# Description of the task
The required answer is each line in the entries below where "true" occurs.
============================================================
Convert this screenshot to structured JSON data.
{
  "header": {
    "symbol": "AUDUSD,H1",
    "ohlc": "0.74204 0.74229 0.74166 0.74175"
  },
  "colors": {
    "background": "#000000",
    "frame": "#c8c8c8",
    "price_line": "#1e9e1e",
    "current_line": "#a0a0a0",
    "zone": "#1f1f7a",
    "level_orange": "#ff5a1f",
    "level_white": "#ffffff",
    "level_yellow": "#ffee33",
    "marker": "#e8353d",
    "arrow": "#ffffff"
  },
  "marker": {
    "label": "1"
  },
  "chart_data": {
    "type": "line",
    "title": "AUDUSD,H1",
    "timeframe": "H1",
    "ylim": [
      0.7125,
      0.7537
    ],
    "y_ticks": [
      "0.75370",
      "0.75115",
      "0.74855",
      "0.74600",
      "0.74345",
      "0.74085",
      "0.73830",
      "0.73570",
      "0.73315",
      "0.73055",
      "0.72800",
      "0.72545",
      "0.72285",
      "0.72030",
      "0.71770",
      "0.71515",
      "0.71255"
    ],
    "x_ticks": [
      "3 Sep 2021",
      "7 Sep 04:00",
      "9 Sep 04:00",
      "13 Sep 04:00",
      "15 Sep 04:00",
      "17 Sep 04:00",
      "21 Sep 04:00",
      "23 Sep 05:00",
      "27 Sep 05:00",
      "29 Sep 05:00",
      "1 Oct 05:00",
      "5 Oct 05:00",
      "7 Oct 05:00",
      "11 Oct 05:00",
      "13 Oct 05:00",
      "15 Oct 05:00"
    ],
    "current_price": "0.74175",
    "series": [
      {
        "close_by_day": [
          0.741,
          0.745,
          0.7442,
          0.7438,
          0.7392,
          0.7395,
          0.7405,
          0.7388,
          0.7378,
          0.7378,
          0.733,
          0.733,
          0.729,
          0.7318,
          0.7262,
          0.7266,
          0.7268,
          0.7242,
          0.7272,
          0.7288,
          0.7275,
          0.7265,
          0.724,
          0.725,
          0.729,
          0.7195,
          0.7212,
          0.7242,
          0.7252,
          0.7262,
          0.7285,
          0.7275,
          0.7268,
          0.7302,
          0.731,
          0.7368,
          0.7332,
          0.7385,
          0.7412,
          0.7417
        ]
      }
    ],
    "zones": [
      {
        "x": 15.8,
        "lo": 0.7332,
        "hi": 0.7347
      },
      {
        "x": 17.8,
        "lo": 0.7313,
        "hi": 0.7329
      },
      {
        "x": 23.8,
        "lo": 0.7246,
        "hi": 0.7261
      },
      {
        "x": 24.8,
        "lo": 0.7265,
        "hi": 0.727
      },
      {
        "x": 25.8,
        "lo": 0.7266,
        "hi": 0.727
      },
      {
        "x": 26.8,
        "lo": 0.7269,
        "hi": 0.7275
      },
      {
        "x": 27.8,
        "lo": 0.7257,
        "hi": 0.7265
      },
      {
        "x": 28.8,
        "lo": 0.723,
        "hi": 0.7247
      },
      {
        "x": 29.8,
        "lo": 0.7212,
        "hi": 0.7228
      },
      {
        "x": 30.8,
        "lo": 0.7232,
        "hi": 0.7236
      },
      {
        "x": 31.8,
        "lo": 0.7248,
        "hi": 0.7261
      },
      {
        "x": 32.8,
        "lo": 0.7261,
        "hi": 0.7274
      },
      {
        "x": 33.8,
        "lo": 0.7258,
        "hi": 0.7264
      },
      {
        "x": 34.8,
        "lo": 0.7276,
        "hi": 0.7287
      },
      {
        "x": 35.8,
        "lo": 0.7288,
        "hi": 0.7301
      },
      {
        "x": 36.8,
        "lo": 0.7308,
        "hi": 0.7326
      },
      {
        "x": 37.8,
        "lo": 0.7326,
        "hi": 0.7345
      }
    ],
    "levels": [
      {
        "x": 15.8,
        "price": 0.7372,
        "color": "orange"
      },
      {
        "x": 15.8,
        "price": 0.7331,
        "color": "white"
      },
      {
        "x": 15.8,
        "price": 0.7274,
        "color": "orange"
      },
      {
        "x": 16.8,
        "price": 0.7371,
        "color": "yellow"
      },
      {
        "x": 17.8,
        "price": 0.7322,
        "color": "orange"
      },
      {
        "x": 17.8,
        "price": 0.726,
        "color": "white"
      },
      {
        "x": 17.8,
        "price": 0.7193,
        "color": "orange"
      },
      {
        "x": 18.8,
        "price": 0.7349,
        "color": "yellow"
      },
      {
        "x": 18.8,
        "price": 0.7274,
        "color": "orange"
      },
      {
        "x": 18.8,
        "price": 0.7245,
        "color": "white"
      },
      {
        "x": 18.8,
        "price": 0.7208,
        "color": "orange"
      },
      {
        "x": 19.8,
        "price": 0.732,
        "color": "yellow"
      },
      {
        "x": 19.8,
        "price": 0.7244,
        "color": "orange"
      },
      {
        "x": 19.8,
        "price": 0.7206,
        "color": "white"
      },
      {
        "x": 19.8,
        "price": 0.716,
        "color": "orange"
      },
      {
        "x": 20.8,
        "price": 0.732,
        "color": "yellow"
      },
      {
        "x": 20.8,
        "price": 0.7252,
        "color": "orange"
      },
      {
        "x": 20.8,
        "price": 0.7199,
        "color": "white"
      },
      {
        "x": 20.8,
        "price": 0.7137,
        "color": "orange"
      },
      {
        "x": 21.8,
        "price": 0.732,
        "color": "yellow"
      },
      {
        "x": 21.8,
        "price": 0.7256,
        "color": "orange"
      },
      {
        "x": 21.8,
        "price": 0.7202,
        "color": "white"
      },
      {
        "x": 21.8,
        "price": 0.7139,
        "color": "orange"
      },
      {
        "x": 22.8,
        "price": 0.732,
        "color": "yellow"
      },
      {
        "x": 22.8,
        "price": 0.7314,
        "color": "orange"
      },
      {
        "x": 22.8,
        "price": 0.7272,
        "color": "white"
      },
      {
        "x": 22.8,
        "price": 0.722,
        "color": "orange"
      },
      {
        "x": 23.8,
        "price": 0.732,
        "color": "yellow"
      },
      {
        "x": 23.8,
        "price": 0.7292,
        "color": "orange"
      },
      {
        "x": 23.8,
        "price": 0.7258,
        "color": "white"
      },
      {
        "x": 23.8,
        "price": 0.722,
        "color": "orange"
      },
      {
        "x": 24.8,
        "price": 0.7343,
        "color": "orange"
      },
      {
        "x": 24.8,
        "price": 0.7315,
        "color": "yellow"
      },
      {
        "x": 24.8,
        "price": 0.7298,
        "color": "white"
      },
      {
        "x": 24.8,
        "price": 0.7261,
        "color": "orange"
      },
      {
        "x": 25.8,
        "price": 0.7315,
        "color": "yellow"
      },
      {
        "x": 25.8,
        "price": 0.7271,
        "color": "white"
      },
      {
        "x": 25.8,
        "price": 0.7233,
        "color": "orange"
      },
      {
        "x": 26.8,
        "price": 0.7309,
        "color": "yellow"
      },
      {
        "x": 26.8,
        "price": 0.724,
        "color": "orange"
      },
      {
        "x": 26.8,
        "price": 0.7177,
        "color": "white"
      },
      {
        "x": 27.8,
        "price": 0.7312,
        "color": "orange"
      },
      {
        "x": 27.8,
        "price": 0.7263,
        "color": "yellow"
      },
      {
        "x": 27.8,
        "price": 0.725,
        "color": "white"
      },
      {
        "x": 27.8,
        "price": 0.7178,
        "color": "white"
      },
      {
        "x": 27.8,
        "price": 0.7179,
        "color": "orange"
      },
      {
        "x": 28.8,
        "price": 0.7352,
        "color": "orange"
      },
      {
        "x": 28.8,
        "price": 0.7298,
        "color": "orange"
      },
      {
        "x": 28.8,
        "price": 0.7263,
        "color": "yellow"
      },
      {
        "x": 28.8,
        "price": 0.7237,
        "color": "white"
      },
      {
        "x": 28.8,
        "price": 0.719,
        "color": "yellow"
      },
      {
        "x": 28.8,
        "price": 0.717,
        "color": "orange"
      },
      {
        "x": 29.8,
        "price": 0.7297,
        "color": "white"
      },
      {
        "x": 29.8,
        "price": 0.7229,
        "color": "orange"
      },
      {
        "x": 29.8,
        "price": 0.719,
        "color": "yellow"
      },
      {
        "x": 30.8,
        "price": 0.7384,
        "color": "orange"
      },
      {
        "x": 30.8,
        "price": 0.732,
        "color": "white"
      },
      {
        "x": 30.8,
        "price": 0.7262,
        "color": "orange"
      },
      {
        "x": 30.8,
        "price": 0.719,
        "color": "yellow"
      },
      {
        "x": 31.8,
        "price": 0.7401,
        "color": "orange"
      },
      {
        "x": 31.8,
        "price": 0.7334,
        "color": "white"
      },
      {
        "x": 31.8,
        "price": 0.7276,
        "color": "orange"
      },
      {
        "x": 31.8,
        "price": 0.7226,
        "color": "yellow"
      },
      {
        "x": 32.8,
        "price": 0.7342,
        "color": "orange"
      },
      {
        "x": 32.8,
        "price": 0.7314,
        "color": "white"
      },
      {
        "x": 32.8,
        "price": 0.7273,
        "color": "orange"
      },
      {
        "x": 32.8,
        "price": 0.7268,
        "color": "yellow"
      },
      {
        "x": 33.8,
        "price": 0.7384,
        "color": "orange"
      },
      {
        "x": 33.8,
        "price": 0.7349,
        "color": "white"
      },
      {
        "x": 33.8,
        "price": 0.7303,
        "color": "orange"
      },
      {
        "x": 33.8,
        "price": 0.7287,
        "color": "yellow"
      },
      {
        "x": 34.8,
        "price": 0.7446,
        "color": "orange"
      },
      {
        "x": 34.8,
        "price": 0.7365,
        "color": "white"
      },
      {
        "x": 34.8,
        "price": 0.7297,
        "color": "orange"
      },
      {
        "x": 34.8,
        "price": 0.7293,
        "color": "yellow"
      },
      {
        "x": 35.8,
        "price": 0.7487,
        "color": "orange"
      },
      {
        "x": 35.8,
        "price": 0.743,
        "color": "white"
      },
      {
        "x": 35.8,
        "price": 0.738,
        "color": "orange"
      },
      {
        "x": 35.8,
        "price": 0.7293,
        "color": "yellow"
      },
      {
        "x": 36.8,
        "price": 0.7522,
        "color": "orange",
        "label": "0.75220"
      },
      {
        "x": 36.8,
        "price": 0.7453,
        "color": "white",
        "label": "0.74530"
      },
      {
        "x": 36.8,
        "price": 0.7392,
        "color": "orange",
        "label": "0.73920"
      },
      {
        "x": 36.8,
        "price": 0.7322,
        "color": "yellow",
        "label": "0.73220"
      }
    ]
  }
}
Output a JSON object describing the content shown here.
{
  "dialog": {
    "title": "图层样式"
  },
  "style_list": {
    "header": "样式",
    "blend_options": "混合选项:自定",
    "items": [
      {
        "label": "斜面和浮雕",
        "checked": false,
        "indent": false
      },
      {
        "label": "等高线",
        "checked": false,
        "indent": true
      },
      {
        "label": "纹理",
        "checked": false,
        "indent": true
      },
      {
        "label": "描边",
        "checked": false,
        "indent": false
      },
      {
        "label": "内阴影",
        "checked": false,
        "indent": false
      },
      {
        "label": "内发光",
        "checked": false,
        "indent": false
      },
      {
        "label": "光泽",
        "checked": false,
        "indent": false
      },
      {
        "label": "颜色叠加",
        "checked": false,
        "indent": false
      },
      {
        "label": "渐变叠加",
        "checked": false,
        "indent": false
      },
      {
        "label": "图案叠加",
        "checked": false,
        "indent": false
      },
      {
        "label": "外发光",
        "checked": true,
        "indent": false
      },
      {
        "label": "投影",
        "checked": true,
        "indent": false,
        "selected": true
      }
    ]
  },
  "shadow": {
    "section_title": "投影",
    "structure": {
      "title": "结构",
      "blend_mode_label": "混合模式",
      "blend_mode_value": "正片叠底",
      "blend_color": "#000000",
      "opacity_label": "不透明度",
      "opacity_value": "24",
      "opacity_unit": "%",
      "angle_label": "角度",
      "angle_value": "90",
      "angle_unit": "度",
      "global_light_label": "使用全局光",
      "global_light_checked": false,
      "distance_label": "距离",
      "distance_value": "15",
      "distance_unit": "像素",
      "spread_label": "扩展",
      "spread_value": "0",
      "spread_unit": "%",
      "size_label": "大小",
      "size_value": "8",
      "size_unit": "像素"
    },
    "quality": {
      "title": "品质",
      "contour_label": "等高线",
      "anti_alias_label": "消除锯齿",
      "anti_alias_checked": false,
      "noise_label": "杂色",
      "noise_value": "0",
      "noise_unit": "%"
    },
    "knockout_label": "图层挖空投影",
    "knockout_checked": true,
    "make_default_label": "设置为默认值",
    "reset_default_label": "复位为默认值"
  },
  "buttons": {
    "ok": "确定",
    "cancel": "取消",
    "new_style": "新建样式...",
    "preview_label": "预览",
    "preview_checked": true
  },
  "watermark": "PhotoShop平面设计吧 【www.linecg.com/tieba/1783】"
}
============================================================
# Written reply
        "indent": true
        "indent": true
        "checked": true,
        "checked": true,
        "selected": true
    "knockout_checked": true,
    "preview_checked": true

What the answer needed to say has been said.